There are so many ways that one can be touched by the incredible storytelling of events that redirected people’s lives. John Calhoun’s “Hope Matters” celebrates faith as a verb. You may find a new way of looking for your purpose within those pages.
Through the odysseys of individuals, including that of the author, “Hope Matters” reminds us what is possible. The book demonstrates how faith and action can change a life, a neighborhood, even if all seems lost. It shows, through the writing and stories of people who reclaimed themselves and their communities, how religion can be used to embrace and heal.
Mary Gonzales strolls the streets of Chicago’s meatpacking district every evening, keeping a watchful eye over her neighborhood kids. Tony Ortiz encourages young men in California state prisons to break free of the brutal gang life he once knew all too well. Brooklyn’s District Attorney Joe Hynes champions women and children, not wanting them to suffer as he suffered.
Gonzales, Ortiz, Haynes and the 21 other individuals Calhoun has interviewed are reshaping lives and communities across America. They include Christians of every denomination, Muslims, Jews and others, some who pray five times a day and some who are “not that religious.” You may have heard of some of these Americans. Several are in the news. Their words and work shine in their communities. What you haven’t heard about is the underlying force, the hidden source of their energy and selflessness.
It is faith and, in some cases, unsuspected spirituality. They have the unshakeable sense that they work not only for their organizations – and each individual they encounter – but especially for God.
I’ve had the pleasure of speaking to Calhoun several times and the vanity to claim him as a friend. Calhoun was once an eager divinity school student, hungry to make a difference. Through the years he rose to national prominence in public policy, spending 20-plus years as the founding president of the National Crime Prevention Council. But caught up in never-ending committee meetings, speaking engagements, and policy and program initiatives, he found that he had lost touch with the bedrock of his vocation. It took an encounter with an unusually clear-sighted volunteer to reconnect his daily work to his faith in God.
Reinvigorated, Calhoun embarked on a two-year cross-country quest to find out how faith motivates some of America’s hardest-working public servants.

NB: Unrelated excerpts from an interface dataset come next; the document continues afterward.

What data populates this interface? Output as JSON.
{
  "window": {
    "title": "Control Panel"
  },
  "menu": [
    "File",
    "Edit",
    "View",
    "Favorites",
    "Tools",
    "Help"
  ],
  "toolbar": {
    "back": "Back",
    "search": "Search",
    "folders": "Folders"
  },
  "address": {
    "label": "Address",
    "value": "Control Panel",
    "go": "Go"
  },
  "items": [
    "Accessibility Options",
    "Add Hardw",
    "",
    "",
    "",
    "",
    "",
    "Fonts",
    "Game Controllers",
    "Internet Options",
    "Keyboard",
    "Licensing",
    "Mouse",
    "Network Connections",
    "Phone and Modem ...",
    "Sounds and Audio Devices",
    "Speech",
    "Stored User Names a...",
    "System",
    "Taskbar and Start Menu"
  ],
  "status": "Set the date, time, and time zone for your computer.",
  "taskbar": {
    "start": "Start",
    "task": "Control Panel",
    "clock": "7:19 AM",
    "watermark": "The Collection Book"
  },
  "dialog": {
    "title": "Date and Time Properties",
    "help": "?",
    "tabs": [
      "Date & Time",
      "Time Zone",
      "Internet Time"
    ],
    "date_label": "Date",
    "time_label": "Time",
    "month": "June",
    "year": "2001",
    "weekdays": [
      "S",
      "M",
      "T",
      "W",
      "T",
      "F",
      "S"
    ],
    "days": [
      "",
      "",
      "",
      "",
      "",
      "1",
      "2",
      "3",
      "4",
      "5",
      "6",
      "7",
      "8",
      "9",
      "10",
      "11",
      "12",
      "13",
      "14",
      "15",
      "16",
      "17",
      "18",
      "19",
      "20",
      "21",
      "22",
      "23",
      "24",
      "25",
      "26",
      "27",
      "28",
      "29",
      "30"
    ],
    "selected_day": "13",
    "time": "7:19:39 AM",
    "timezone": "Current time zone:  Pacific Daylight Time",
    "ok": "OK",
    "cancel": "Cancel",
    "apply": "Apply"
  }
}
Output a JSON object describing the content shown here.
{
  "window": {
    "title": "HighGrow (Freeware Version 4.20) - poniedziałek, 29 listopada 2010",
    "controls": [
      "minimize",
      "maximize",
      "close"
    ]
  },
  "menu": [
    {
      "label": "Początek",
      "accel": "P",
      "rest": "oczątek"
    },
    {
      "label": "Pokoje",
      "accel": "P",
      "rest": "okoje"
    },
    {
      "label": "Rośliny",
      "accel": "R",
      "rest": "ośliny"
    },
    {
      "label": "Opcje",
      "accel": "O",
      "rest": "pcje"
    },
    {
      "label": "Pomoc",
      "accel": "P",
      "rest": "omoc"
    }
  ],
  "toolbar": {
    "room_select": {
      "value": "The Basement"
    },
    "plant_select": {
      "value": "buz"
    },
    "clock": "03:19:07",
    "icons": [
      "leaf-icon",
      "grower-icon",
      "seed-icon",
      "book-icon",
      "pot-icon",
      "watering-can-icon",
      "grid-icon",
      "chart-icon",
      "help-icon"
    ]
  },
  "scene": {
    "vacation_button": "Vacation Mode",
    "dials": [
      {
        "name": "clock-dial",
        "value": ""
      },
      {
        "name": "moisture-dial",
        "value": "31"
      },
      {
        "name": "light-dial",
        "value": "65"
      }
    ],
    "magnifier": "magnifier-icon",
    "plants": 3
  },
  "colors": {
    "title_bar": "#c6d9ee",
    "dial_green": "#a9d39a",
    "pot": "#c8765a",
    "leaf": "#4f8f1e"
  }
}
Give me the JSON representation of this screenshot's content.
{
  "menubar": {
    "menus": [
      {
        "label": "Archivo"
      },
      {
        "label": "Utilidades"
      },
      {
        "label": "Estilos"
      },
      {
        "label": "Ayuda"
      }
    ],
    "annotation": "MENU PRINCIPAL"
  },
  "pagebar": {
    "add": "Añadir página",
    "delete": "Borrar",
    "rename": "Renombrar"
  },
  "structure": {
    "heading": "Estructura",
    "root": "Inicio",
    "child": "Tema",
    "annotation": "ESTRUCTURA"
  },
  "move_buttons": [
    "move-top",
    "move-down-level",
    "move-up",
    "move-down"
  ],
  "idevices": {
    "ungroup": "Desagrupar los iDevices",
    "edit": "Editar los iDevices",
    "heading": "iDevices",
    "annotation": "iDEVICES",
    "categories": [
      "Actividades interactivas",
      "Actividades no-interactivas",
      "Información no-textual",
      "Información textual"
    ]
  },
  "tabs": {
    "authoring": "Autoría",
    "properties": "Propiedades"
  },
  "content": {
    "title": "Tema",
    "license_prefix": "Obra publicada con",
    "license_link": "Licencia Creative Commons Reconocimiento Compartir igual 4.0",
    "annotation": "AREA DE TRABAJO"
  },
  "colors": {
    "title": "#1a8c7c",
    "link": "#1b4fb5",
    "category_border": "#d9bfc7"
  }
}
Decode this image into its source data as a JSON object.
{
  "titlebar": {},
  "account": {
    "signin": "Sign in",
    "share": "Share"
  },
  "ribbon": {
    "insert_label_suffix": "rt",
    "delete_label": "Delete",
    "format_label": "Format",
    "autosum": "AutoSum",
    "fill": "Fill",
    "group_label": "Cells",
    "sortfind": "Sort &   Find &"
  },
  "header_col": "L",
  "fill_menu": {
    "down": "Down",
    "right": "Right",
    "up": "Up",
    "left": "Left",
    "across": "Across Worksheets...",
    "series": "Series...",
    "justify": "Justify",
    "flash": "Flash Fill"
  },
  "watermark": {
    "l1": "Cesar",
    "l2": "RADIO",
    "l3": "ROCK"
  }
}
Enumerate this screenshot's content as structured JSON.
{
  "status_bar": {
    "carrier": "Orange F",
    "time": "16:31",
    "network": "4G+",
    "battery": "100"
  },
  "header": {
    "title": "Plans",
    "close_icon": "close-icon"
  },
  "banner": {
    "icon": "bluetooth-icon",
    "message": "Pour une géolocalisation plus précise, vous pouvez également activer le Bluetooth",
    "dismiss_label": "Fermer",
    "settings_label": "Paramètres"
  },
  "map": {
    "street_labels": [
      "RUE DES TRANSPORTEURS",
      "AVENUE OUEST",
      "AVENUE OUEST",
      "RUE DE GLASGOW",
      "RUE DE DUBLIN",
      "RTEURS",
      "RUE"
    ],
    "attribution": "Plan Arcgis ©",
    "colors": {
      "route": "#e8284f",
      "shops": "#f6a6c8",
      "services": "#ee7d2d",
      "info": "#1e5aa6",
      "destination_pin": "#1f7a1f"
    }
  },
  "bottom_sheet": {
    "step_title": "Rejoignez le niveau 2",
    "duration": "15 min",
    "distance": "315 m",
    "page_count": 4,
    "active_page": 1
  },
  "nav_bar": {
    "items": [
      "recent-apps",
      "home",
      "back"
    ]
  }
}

They pursue innovative and ambitious plans to help their communities, and their accomplishments are impressive. But just try telling them so.
They will tell you that they have been chosen to fulfill a larger purpose. Their paths have been rocky, their burdens heavy, and the work hasn’t always been fun. Yet they feel blessed, emboldened by their trust in a higher power to live lives of acceptance and unbounded love.
You won’t hear these folks preaching from the pulpit or in the streets. They have no sermon or script to follow. Theirs is a ministry of open arms and second chances, of waking up each morning with new challenges and going to bed each night with renewed faith.
Fresh, engaging, authentic, the book tells the story of remarkable people who are transforming our communities, rolling back crime and hatred, neglect, isolation and a multitude of indignities. Get to know them deeply, these Christians of every denomination, Muslims, Jews, Baha’is and others, and find yourself renewed. A quick “cyber trip” to Calhoun’s web site, HopeMatters.org, with more from his book, is also worthwhile.
Since retiring from the NCPC, Calhoun continues to write and give speeches here and abroad in addition to serving as a consultant to the National League of Cities Institute for Youth, Education and Families, where he designed, and now helps to administer, a 13-city gang prevention program in California.
This is a powerful book. Calhoun has woven such a beautiful tapestry that at once highlights the unique talents and styles of so many who give of themselves, but at the same time underlines with clarity the commonalities we all share. Some recent books have laid divisiveness and hostility at faith’s door. “Hope Matters” brings to light the togetherness and reconciliation that faith engenders when good people heed its call to action. The book will cause you to do something good. ~
First published in the Policy & Practice: The Magazine of the American Public Human Services Association, December 2007 edition.